Data in this exercise ▸

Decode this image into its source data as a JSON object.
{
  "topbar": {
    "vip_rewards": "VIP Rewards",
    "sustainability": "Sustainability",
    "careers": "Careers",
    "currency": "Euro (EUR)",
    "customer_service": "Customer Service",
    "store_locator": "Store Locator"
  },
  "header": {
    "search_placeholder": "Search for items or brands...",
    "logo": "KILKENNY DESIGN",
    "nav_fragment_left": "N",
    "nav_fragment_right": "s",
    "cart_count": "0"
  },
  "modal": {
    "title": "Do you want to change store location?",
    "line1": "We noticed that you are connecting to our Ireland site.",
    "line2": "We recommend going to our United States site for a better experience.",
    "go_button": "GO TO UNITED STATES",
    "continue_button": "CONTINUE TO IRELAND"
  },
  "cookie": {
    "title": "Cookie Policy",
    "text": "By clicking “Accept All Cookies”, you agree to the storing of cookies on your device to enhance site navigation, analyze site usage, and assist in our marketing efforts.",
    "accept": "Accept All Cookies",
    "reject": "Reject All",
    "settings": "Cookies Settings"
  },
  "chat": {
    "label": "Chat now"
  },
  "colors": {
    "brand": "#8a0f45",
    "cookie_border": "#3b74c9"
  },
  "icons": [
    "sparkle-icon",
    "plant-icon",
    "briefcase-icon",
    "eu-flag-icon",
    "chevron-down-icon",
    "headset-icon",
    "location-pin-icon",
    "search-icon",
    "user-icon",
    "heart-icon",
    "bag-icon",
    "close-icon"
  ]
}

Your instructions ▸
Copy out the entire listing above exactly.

Problem solution ▸
Decode this image into its source data as a JSON object.
{
  "topbar": {
    "vip_rewards": "VIP Rewards",
    "sustainability": "Sustainability",
    "careers": "Careers",
    "currency": "Euro (EUR)",
    "customer_service": "Customer Service",
    "store_locator": "Store Locator"
  },
  "header": {
    "search_placeholder": "Search for items or brands...",
    "logo": "KILKENNY DESIGN",
    "nav_fragment_left": "N",
    "nav_fragment_right": "s",
    "cart_count": "0"
  },
  "modal": {
    "title": "Do you want to change store location?",
    "line1": "We noticed that you are connecting to our Ireland site.",
    "line2": "We recommend going to our United States site for a better experience.",
    "go_button": "GO TO UNITED STATES",
    "continue_button": "CONTINUE TO IRELAND"
  },
  "cookie": {
    "title": "Cookie Policy",
    "text": "By clicking “Accept All Cookies”, you agree to the storing of cookies on your device to enhance site navigation, analyze site usage, and assist in our marketing efforts.",
    "accept": "Accept All Cookies",
    "reject": "Reject All",
    "settings": "Cookies Settings"
  },
  "chat": {
    "label": "Chat now"
  },
  "colors": {
    "brand": "#8a0f45",
    "cookie_border": "#3b74c9"
  },
  "icons": [
    "sparkle-icon",
    "plant-icon",
    "briefcase-icon",
    "eu-flag-icon",
    "chevron-down-icon",
    "headset-icon",
    "location-pin-icon",
    "search-icon",
    "user-icon",
    "heart-icon",
    "bag-icon",
    "close-icon"
  ]
}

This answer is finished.